"You Go, I Come"
Catalogue essay by Lia Gangitano
Bohusläns Museum - 2002

But then, even in the most insignificant details of our daily life, none of us can be said to constitute a material whole, which is identical for everyone, and need only be turned up like a page in an account-book or the record of a will; our social personality is a creation of the thoughts of other people. […] In the end they come to fill out so completely the curve of his cheeks, to follow so exactly the line of his nose, they blend so harmoniously in the sound of his voice as if it were no more than a transparent envelope, that each time we see the face or hear the voice it is those notions which we recognize and to which we listen.

Marcel Proust, Remembrance of Things Past, Vol. 1, Swann’s Way

You Go, I Come, an installation of paintings by Martin Gustavsson, comprises a transitional space between abstraction and figuration, signifying absence.
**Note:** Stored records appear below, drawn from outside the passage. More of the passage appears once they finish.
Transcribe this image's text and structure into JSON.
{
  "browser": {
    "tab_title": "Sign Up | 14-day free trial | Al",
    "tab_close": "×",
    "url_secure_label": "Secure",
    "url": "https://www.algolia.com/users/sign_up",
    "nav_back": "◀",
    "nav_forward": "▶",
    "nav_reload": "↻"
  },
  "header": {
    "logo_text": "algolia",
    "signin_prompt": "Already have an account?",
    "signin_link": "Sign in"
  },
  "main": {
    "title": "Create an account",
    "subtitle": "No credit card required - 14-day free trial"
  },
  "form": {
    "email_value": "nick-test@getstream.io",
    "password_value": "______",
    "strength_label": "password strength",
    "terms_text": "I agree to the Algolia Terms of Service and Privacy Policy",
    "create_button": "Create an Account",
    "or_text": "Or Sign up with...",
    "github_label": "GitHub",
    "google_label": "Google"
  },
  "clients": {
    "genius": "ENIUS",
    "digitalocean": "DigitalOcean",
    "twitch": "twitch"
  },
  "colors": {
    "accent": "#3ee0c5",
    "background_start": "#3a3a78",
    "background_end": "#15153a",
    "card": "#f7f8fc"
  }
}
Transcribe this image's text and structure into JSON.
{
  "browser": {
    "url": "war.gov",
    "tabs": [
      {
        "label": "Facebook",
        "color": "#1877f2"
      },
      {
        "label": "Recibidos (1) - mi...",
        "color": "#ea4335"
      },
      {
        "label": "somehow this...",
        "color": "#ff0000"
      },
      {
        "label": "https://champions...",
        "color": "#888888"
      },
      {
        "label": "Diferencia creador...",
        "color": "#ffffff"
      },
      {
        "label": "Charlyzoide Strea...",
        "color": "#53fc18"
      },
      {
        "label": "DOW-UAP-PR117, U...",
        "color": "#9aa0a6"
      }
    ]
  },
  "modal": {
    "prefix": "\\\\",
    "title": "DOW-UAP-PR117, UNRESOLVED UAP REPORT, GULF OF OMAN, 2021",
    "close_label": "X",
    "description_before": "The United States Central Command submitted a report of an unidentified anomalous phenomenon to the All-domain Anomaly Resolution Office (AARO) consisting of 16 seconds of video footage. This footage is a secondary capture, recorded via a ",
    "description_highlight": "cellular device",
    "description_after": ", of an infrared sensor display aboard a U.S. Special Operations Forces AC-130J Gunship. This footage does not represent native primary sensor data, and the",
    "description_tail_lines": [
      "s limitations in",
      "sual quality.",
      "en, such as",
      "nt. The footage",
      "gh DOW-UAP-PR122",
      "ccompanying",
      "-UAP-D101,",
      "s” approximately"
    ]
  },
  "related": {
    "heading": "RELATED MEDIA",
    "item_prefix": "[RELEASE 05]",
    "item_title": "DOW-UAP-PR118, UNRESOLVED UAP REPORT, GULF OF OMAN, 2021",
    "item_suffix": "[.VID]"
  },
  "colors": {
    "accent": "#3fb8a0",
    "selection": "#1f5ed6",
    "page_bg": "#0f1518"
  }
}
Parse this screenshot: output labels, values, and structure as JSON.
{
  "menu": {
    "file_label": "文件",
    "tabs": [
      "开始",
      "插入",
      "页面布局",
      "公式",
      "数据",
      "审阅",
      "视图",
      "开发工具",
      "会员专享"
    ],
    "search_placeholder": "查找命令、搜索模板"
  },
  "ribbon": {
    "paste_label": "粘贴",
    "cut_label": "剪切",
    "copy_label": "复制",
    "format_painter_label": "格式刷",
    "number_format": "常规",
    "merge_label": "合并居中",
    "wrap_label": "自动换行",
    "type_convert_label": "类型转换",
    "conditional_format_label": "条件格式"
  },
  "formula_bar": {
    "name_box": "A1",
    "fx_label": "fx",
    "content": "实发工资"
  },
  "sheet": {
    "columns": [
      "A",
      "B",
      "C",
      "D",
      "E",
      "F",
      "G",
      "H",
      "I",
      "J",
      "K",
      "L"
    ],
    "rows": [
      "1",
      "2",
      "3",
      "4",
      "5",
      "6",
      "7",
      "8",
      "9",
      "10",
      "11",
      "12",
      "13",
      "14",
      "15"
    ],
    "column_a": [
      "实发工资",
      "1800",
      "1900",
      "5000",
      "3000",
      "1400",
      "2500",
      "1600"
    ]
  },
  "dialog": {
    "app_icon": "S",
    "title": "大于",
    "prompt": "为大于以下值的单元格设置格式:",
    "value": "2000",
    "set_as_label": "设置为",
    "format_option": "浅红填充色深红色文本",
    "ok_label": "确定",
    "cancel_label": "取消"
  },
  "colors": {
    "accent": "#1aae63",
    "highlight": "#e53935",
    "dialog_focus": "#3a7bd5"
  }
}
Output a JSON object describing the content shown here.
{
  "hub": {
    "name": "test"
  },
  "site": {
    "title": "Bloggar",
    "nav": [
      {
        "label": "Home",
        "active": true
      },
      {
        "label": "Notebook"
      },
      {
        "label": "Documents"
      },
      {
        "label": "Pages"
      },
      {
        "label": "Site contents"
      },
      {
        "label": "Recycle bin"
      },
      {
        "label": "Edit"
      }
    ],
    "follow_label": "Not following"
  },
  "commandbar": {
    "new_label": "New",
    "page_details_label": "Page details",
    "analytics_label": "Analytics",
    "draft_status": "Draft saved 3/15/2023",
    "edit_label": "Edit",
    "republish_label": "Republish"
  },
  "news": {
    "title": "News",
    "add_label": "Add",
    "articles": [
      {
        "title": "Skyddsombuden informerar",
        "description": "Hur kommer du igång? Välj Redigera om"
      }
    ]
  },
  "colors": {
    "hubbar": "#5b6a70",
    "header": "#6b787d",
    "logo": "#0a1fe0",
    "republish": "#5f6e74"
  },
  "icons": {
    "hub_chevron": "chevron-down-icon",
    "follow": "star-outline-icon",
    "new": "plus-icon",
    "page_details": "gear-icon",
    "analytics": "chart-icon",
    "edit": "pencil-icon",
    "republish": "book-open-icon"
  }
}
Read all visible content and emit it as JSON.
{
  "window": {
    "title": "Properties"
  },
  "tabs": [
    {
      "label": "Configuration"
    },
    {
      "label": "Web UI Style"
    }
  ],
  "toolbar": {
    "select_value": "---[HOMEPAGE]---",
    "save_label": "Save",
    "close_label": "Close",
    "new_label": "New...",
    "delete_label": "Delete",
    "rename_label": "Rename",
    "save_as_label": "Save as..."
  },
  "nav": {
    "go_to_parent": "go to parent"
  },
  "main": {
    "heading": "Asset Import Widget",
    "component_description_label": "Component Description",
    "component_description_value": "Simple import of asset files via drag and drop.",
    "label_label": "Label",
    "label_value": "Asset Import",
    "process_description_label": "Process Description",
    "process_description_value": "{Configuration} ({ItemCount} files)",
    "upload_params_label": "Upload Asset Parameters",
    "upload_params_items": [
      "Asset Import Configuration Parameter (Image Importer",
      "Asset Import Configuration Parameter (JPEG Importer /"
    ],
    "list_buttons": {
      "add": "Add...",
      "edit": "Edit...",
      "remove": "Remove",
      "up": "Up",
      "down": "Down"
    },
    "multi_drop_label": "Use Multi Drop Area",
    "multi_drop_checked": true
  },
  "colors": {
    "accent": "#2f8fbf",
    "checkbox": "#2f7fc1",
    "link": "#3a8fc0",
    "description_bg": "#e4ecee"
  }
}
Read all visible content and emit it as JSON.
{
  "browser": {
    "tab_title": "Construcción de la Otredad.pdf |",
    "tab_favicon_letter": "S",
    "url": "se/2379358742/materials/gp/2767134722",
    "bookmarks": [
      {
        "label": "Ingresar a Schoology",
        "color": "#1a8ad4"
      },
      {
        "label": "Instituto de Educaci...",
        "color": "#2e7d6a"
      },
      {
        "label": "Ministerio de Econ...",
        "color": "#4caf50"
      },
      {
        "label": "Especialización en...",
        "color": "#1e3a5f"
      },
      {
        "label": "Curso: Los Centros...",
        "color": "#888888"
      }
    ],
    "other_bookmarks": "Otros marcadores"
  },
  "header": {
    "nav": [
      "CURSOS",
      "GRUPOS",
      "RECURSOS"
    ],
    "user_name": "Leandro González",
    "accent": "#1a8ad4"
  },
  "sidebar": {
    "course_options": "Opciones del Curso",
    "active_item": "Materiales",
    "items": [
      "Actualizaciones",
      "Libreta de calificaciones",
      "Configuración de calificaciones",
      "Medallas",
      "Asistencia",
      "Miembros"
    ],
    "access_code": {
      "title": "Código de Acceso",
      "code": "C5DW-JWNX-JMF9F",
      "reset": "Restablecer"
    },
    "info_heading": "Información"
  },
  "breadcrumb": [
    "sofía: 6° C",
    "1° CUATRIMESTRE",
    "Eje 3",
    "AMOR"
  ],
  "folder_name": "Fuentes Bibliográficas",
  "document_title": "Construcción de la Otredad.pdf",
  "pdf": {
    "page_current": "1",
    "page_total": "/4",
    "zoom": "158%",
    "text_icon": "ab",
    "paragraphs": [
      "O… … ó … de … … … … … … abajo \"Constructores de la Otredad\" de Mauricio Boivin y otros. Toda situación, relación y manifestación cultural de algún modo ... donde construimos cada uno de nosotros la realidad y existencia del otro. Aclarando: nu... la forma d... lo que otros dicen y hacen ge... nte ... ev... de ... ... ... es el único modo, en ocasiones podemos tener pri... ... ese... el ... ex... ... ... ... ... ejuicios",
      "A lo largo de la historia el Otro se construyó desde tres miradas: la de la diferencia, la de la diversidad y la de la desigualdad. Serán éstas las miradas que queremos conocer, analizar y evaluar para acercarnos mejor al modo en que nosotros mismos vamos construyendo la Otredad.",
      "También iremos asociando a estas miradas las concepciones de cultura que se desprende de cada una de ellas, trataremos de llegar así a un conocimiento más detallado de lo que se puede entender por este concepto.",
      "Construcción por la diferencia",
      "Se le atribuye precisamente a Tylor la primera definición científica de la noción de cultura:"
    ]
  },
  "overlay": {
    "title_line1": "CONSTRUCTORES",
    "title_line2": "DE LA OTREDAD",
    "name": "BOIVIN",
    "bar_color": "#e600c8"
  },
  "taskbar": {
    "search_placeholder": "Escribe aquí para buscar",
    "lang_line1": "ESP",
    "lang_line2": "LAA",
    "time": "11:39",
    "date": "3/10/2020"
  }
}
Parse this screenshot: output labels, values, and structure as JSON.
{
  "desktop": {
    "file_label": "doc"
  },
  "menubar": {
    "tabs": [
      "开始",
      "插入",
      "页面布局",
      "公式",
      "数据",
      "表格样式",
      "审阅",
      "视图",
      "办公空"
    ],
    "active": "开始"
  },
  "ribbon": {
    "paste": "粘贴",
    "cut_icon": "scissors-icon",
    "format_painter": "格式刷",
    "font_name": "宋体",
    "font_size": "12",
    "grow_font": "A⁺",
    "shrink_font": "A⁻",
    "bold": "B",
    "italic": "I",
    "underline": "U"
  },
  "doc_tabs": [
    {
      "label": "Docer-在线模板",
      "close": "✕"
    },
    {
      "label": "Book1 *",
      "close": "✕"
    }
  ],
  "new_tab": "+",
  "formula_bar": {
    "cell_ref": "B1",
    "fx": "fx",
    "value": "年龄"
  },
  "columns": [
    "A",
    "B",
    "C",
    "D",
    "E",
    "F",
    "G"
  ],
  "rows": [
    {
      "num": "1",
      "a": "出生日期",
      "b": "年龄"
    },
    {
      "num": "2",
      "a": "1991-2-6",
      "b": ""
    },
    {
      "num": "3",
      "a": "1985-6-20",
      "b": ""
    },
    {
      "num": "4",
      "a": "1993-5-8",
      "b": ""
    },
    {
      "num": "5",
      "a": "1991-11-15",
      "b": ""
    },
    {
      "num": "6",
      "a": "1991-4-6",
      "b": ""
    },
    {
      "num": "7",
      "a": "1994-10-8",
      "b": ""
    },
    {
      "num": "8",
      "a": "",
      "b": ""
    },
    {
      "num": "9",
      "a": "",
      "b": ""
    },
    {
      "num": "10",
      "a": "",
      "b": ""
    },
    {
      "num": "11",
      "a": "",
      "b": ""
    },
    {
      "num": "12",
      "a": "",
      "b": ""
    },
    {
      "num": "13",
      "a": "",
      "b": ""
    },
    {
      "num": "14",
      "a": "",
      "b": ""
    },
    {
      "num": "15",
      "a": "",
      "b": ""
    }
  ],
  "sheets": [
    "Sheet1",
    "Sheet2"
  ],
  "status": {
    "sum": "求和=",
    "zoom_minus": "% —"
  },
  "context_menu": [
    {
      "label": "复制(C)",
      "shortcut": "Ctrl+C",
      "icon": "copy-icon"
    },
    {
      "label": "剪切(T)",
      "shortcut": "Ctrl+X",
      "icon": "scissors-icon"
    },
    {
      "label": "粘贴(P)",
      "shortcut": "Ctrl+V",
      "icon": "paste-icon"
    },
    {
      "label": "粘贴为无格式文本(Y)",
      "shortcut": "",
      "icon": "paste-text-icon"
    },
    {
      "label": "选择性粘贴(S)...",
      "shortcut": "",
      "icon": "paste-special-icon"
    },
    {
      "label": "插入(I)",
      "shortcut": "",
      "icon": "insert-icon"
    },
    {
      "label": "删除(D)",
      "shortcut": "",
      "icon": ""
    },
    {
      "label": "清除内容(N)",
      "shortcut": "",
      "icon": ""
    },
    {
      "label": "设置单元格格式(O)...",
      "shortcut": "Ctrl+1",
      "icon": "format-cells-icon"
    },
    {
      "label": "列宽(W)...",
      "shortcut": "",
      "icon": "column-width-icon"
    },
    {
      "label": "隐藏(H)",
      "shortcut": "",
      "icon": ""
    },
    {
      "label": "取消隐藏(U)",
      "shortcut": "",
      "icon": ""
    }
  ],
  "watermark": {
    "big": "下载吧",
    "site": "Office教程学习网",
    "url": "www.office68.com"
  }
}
This absence is rendered materially, spatially, and psychologically, and borrows from the cinematic frame to heighten the narrative significance of one’s chosen departure.

The central work is a series of portraits painted on transparent paper, with each frame delineated by a blank space—a durational gap composed by the wall behind. The issues of installation that were explored in Gustavsson’s previous arrangements of paintings on canvas and objects such as mirrors are streamlined, as this work spans a corridor space—a threshold between past reflections and a future moment, soon to come.

Works installed in adjacent rooms highlight the increasing absence of the central figure. A painting of an empty bed, Couple, marks the beginning of Gustavsson’s interest in the explicit disappearance, or aftermath, of a couple’s sexual presence, together. The mattress borders on abstraction, and demands a voyeuristic desire to see what is no longer visible. Wishful Thinking, in the opposite room, provides a sensual counterpart, feet touching as if not alone.

An intimate scrutiny is evident in Gustavsson’s earlier paintings of faces, feet, hands, flowers, beds—details impressed on almost imperceptible surfaces and often made more enigmatic by the presence of their painted double. But in its strangeness, the mirror image also reveals familiarity; the uncanny sense of looking closely inward toward an order that does not refer to external relation. These were not really portraits, oriented outward, but proposals that insinuate an unstable interiority. The format of the diptych that preoccupied Gustavsson for some time has given way to a desire to move outside of the closed, self-referential format of the twin canvasses, and to project a separation from one’s double in an elongated process of taking away, slowly parting.

The most recent paintings arrive from an immediate process of painting on resistance-free paper, also a process of taking away, rather than adding. The strip format expands the narrative gesture of a figure, in this case, a partially obscured head turning, as if cruising in the park, or perhaps shaking his head, saying “no,” or looking back one last time. In this corridor space, the viewer must mimic the gesture represented in the painting in order to view both sides of the corridor, a passage between opposing spaces.

The turning of the head is a gesture profoundly rendered in Gerhard Richter’s painting from a photograph, Betty. In his portrayal of this gesture, Gustavsson—whose practice spans abstraction and realism—makes similar demands of painting’s limits. Rather than a poised moment in time, the painting aspires to a movement that incorporates memory, time, and distance—a fragile longing for that which is fleeting.

As I said before, as far as I can remember, which isn’t anywhere, but time as such doesn’t exist anymore. Or is it distance?
Kathy Acker, Don Quixote

Lia Gangitano